could be helped with a push from an independent thought? Of course! Tons of people quit smoking cold turkey, and even if this is not a possible solution, there are other methods to help wean the body from the cravings of nicotine. Another example: a gambling addiction. What aspect of this behavior is what becomes addictive (Id hope it isnt the tacky carpeting most casinos have or the awful ringing from all the machines)? Scientific research has shown that behavioral addictions involving actions such as gambling, sexual activity, stealing, etc. are appealing to people because the dopamine levels in their brain rise when theyre performing these acts. Dopamine is what is known as the pleasure chemical and it instructs your brain to recognize that whatever you are doing at the very second it is released is good, and should be repeated in order to achieve a feeling of happiness or satisfaction. While, on a bad day, something that provides comfort shouldnt be too much to ask for, there are healthier and more morally responsible activities that can provide the same effects. For instance, skydiving is a much safer alternative to blowing your childs college funds in a tackily decorated casino. The effects are much less damaging not only to your future, but also to your emotional health as well. If an instance occurs where a person has spent a lot of money they didnt necessarily have to spend in a casino, not only is it going to put more stress on the perpetrator later, but it will also put stress on the family of that person who is now responsible for regaining the lost funds. Or in the case of a sex addiction, if adultery is committed, it could potentially ruin a family. The person performing these actions is going to have to later deal with a much harsher repercussion than the problem they were experiencing initially. The diagnosis of actions such as these as a disorder or disease is merely excusing them in the name of science.
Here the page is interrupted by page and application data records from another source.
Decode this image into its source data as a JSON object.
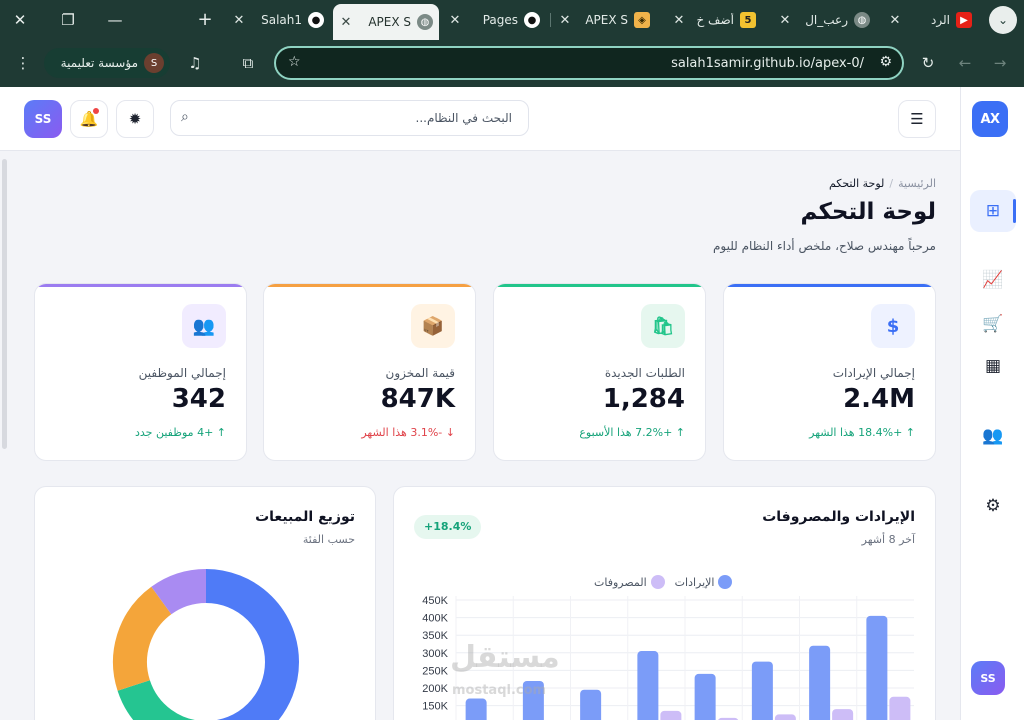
{
  "browser": {
    "tabs": [
      {
        "title": "Salah1",
        "favicon": "github-icon",
        "active": false
      },
      {
        "title": "APEX S",
        "favicon": "globe-icon",
        "active": true
      },
      {
        "title": "Pages",
        "favicon": "github-icon",
        "active": false
      },
      {
        "title": "APEX S",
        "favicon": "codepen-icon",
        "active": false
      },
      {
        "title": "أضف خ",
        "favicon": "five-icon",
        "active": false
      },
      {
        "title": "رعب_ال",
        "favicon": "globe-icon",
        "active": false
      },
      {
        "title": "الرد",
        "favicon": "youtube-icon",
        "active": false
      }
    ],
    "url": "salah1samir.github.io/apex-0/",
    "profile_name": "مؤسسة تعليمية",
    "profile_initial": "S"
  },
  "app": {
    "logo": "AX",
    "user_initials": "SS",
    "search_placeholder": "البحث في النظام...",
    "breadcrumb": {
      "home": "الرئيسية",
      "current": "لوحة التحكم"
    },
    "title": "لوحة التحكم",
    "subtitle": "مرحباً مهندس صلاح، ملخص أداء النظام لليوم",
    "sidebar_icons": [
      "dashboard-icon",
      "chart-icon",
      "cart-icon",
      "boxes-icon",
      "users-icon",
      "settings-icon"
    ]
  },
  "stats": [
    {
      "label": "إجمالي الإيرادات",
      "value": "2.4M",
      "trend": "+18.4% هذا الشهر",
      "direction": "up",
      "icon": "$",
      "accent": "#3b6ff5",
      "icon_bg": "#eef2ff"
    },
    {
      "label": "الطلبات الجديدة",
      "value": "1,284",
      "trend": "+7.2% هذا الأسبوع",
      "direction": "up",
      "icon": "🛍",
      "accent": "#22c58b",
      "icon_bg": "#e6f7ef"
    },
    {
      "label": "قيمة المخزون",
      "value": "847K",
      "trend": "-3.1% هذا الشهر",
      "direction": "down",
      "icon": "📦",
      "accent": "#f5a043",
      "icon_bg": "#fff3e3"
    },
    {
      "label": "إجمالي الموظفين",
      "value": "342",
      "trend": "+4 موظفين جدد",
      "direction": "up",
      "icon": "👥",
      "accent": "#9b7cf0",
      "icon_bg": "#f1ecff"
    }
  ],
  "revenue_panel": {
    "title": "الإيرادات والمصروفات",
    "subtitle": "آخر 8 أشهر",
    "badge": "+18.4%"
  },
  "sales_panel": {
    "title": "توزيع المبيعات",
    "subtitle": "حسب الفئة"
  },
  "chart_data": [
    {
      "type": "bar",
      "series": [
        {
          "name": "الإيرادات",
          "color": "#7b9cf8",
          "values": [
            170000,
            220000,
            195000,
            305000,
            240000,
            275000,
            320000,
            405000
          ]
        },
        {
          "name": "المصروفات",
          "color": "#cdbdf7",
          "values": [
            null,
            null,
            null,
            135000,
            115000,
            125000,
            140000,
            175000
          ]
        }
      ],
      "y_ticks": [
        "450K",
        "400K",
        "350K",
        "300K",
        "250K",
        "200K",
        "150K"
      ],
      "ylim": [
        150000,
        450000
      ],
      "grid": true,
      "legend_position": "top"
    },
    {
      "type": "pie",
      "variant": "donut",
      "slices": [
        {
          "color": "#4f7bf7",
          "value": 50
        },
        {
          "color": "#25c591",
          "value": 20
        },
        {
          "color": "#f4a53a",
          "value": 20
        },
        {
          "color": "#a98bf2",
          "value": 10
        }
      ]
    }
  ],
  "watermark": {
    "text": "مستقل",
    "sub": "mostaql.com"
  }
}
In summary, my opinion on the American definition of addictions is that it has been highly skewed to suit the needs of a weak-minded and emotionally unstable society. While emotional repression is just as unhealthy as addictive behaviors, in lamenting those who cannot behave themselves we grant them a pardon to behave in any way they see fit while they suffer little to no more repercussions than someone whos been struck by lightening (He couldnt help it, it just happened!). In doing this, we are teaching our children that it is okay to do these things, because ultimately, the disorder decides their behavior. This, I think I have proven, is clearly not the case.

Works Cited
Wikipedia. (n.d.). Sexual Addiction - Wikipedia the Free Encyclopedia. Retrieved November 2012, from Wikipedia: American Medical Association. (n.d.). Definitions. Retrieved November 2012, from Davies, J. B. The Journal of Cognitive Liberties. (n.d.). Alcoholism| Define Alcoholism at Retrieved November 2012, from